does anyone know if this is an efficient way to defrost evaporator coils on low temperature applications and which type of glycol is the most efficient if any?

I would say hot gas defrost is efficient if you have more than 1 evaporator.
Also depends what type of system you have, maybe you could describe what you have in mind!


Is the glycol question another question?

Grizzly
10-06-2012, 10:45 AM
Hi Cadwaladr.

Yours is an intriguing question!
I have never come across glycol being used to defrost evaps.

I assume that as Ranger may be implying you would use glycol as a heat medium instead of hot gas.
But as the thermal properties and heat exchanges of the 2 are completely different.

I would assume there is a good reason why I have not seen it before?

Obviously as you well know its used widely as a heat barrier in cold store floors or a low temp cooling medium.

It is also used to cool oil circuits on screws. But I doubt it would work on evaps?
Grizzly

cricri
10-06-2012, 11:28 AM
we frequently use MEG at 50% to defrost coolers in large coldstores, temperature is about 35°C. It's spécial coolers, with a second coil imbricated in the main coil. it's a standard for GEA Kuba coolers (some difficults with other brands), we use only for CO2 plants. The hot glycool is provided by heat recovery from the hight side of the cascade, can be from the oil cooling with an intermediate PHE (30% to 50% glycool).

Grizzly
10-06-2012, 01:27 PM
we frequently use MEG at 50% to defrost coolers in large coldstores, temperature is about 35°C. It's spécial coolers, with a second coil imbricated in the main coil. it's a standard for GEA Kuba coolers (some difficults with other brands), we use only for CO2 plants. The hot glycool is provided by heat recovery from the hight side of the cascade, can be from the oil cooling with an intermediate PHE (30% to 50% glycool).

Thanks for the knowledgeable answer cricri.
Sadly my experience of Co2 systems is nil!
But seeing as over hear they are still quite specialist it's not so surprising.
Grizzly

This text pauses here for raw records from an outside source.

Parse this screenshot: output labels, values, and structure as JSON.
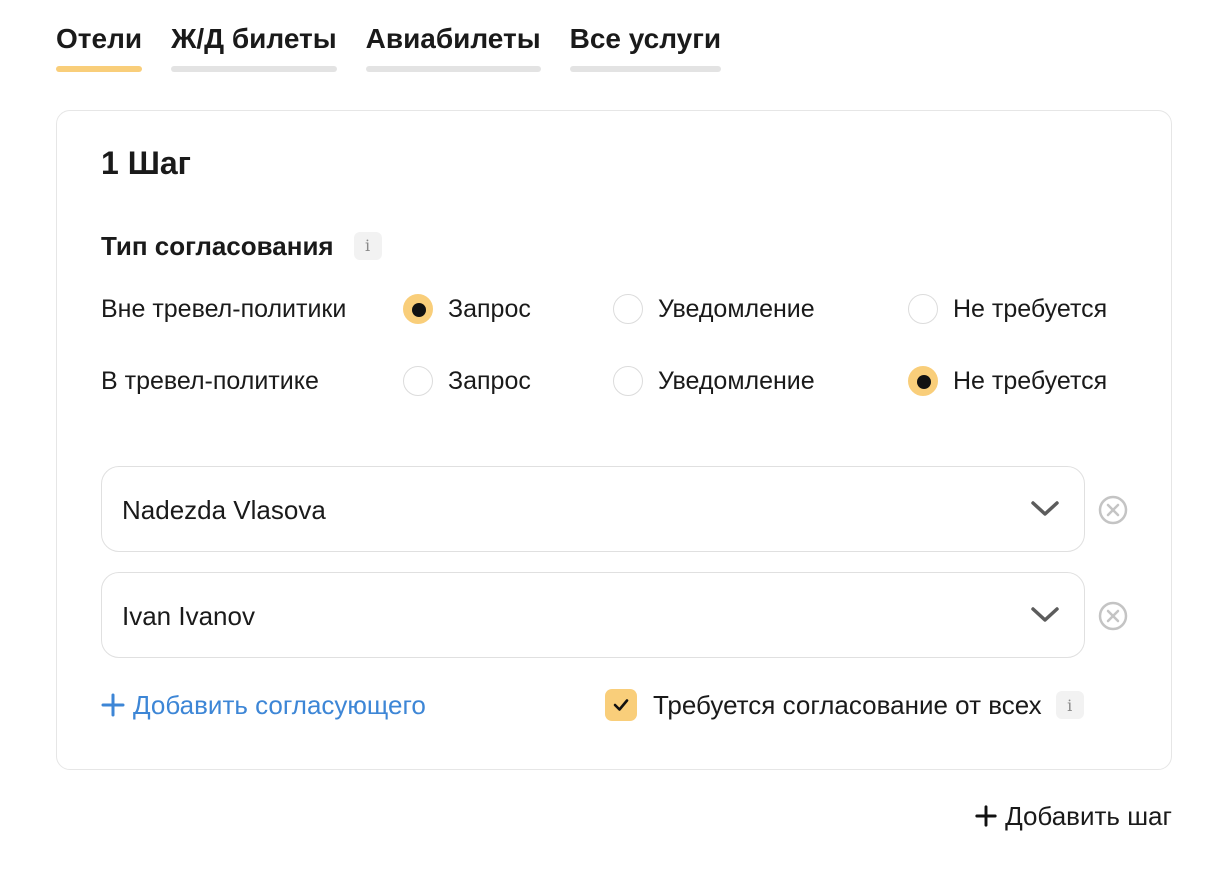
{
  "tabs": [
    {
      "label": "Отели",
      "active": true
    },
    {
      "label": "Ж/Д билеты",
      "active": false
    },
    {
      "label": "Авиабилеты",
      "active": false
    },
    {
      "label": "Все услуги",
      "active": false
    }
  ],
  "step": {
    "title": "1 Шаг",
    "approval_type": {
      "title": "Тип согласования",
      "info_icon": "i",
      "rows": [
        {
          "label": "Вне тревел-политики",
          "options": [
            "Запрос",
            "Уведомление",
            "Не требуется"
          ],
          "selected": "Запрос"
        },
        {
          "label": "В тревел-политике",
          "options": [
            "Запрос",
            "Уведомление",
            "Не требуется"
          ],
          "selected": "Не требуется"
        }
      ]
    },
    "approvers": [
      {
        "name": "Nadezda Vlasova"
      },
      {
        "name": "Ivan Ivanov"
      }
    ],
    "add_approver_label": "Добавить согласующего",
    "require_all": {
      "label": "Требуется согласование от всех",
      "checked": true,
      "info_icon": "i"
    }
  },
  "add_step_label": "Добавить шаг",
  "colors": {
    "accent": "#f9ce7a",
    "link": "#3d86d6",
    "inactive_tab_bar": "#e3e3e3"
  }
}
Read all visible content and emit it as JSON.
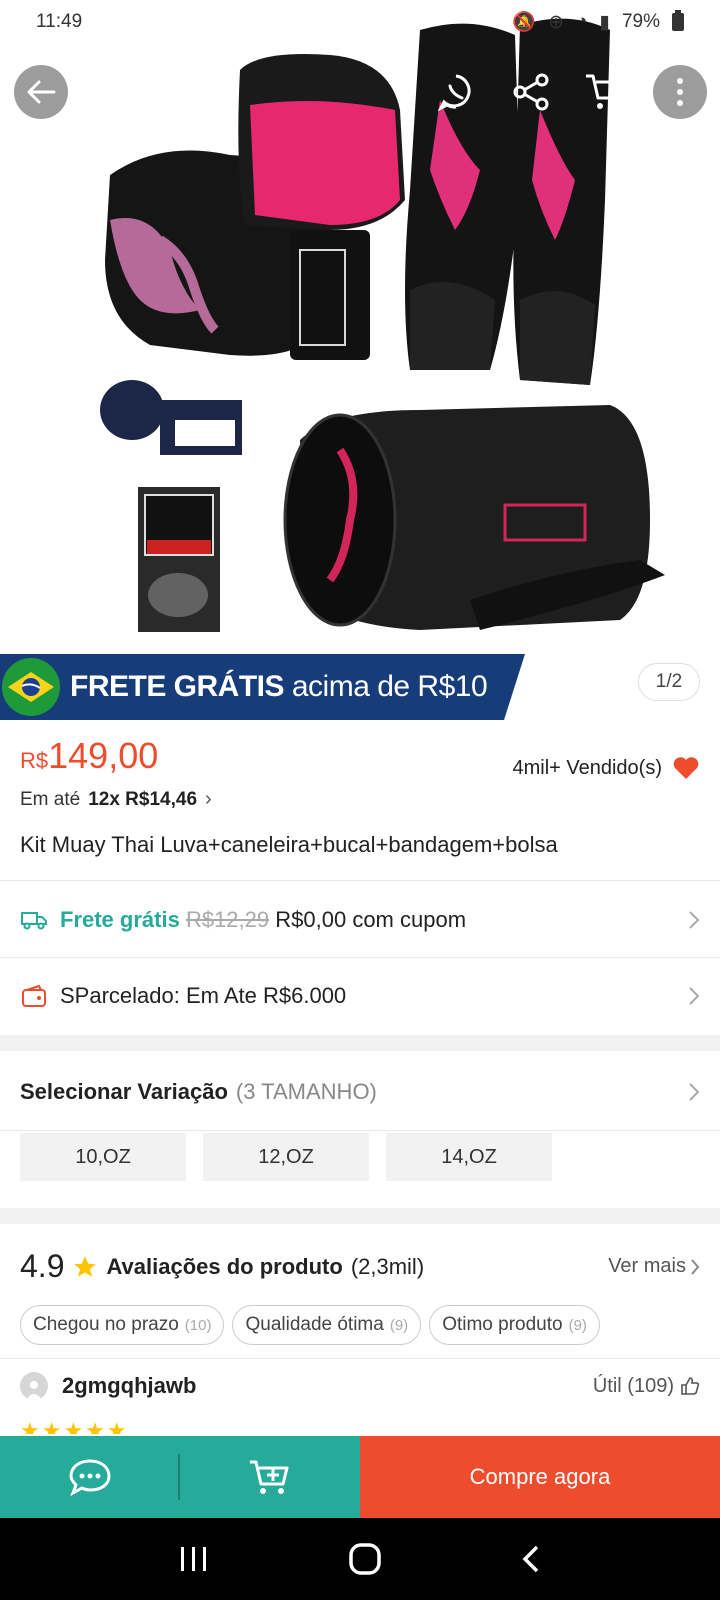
{
  "status_bar": {
    "time": "11:49",
    "battery": "79%"
  },
  "gallery": {
    "counter": "1/2"
  },
  "banner": {
    "bold": "FRETE GRÁTIS",
    "regular": "acima de R$10"
  },
  "price": {
    "currency": "R$",
    "amount": "149,00"
  },
  "sold": {
    "label": "4mil+ Vendido(s)"
  },
  "installments": {
    "prefix": "Em até",
    "value": "12x R$14,46"
  },
  "product": {
    "title": "Kit Muay Thai Luva+caneleira+bucal+bandagem+bolsa"
  },
  "shipping": {
    "label": "Frete grátis",
    "old_price": "R$12,29",
    "new_price": "R$0,00 com cupom"
  },
  "sparcelado": {
    "label": "SParcelado: Em Ate R$6.000"
  },
  "variation": {
    "title": "Selecionar Variação",
    "count": "(3 TAMANHO)",
    "options": [
      "10,OZ",
      "12,OZ",
      "14,OZ"
    ]
  },
  "ratings": {
    "score": "4.9",
    "label": "Avaliações do produto",
    "count": "(2,3mil)",
    "see_more": "Ver mais"
  },
  "tags": [
    {
      "label": "Chegou no prazo",
      "count": "(10)"
    },
    {
      "label": "Qualidade ótima",
      "count": "(9)"
    },
    {
      "label": "Otimo produto",
      "count": "(9)"
    }
  ],
  "review": {
    "user": "2gmgqhjawb",
    "helpful": "Útil (109)",
    "stars": "★★★★★"
  },
  "actions": {
    "buy_now": "Compre agora"
  },
  "colors": {
    "primary": "#ee4d2d",
    "teal": "#26aa99",
    "banner": "#173c7a"
  }
}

al
10-06-2012, 02:11 PM
I've seen a GEA ammonia plant with the same, discharge heats glycol, very very effective and quick. Glycol was also used to cool the chill rooms.

al

Grizzly
10-06-2012, 02:46 PM
It appears I need to get out more, guys!

Sadly I seem to be occupied in resurrecting the dead, or at least keeping old plant going nowadays.
Rather than bringing new (modern) plant into life!
I have always been a fan of Grenco / Grasso's kit!

You live and learn.
Grizzly

cricri
10-06-2012, 03:14 PM
90279028 it looks like that (Luwe coolers)

cadwaladr
10-06-2012, 10:08 PM
the reason i ask the question is i look after a system with this type of system ,the issue i have is the owner uses car type antifreeze glycol blue in colour and its heated by electricity very similar to a hot water system a tank with a immersion type heater in it,then its pumped into evaps it seems to evaporate because no major leaks to be found and i suspect we dont have enough to defrost the coils and more storage volume is needed to accomplish the defrost,or is the wrong type of glycol being used?

Gary
10-06-2012, 10:44 PM
Niagara Blower Company builds a system that sprays glycol directly on the coil to prevent frost:

http://www.niagarablower.com/nofrost_operation.htm